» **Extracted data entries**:
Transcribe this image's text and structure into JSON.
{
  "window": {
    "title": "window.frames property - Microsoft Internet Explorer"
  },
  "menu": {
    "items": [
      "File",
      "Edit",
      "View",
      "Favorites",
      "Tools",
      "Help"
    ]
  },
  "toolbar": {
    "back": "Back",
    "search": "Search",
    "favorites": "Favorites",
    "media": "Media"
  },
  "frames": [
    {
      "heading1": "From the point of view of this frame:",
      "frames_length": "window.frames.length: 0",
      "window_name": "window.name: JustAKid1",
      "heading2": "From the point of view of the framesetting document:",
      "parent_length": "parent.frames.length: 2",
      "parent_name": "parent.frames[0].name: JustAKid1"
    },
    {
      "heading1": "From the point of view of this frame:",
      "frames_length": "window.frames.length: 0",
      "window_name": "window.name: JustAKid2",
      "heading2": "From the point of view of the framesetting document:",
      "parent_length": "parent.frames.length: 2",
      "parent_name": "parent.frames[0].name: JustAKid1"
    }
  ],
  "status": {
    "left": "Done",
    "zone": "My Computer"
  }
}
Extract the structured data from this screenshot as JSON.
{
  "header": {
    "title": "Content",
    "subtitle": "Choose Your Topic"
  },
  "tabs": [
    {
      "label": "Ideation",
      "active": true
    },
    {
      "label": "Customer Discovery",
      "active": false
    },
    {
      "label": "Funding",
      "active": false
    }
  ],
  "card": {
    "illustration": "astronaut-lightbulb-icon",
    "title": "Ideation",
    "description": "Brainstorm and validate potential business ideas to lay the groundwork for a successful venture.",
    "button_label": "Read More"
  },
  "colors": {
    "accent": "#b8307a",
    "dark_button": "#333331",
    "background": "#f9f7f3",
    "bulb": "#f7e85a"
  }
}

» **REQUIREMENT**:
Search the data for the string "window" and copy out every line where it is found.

» **TASK OUTPUT**:
  "window": {
    "title": "window.frames property - Microsoft Internet Explorer"
      "frames_length": "window.frames.length: 0",
      "window_name": "window.name: JustAKid1",
      "frames_length": "window.frames.length: 0",
      "window_name": "window.name: JustAKid2",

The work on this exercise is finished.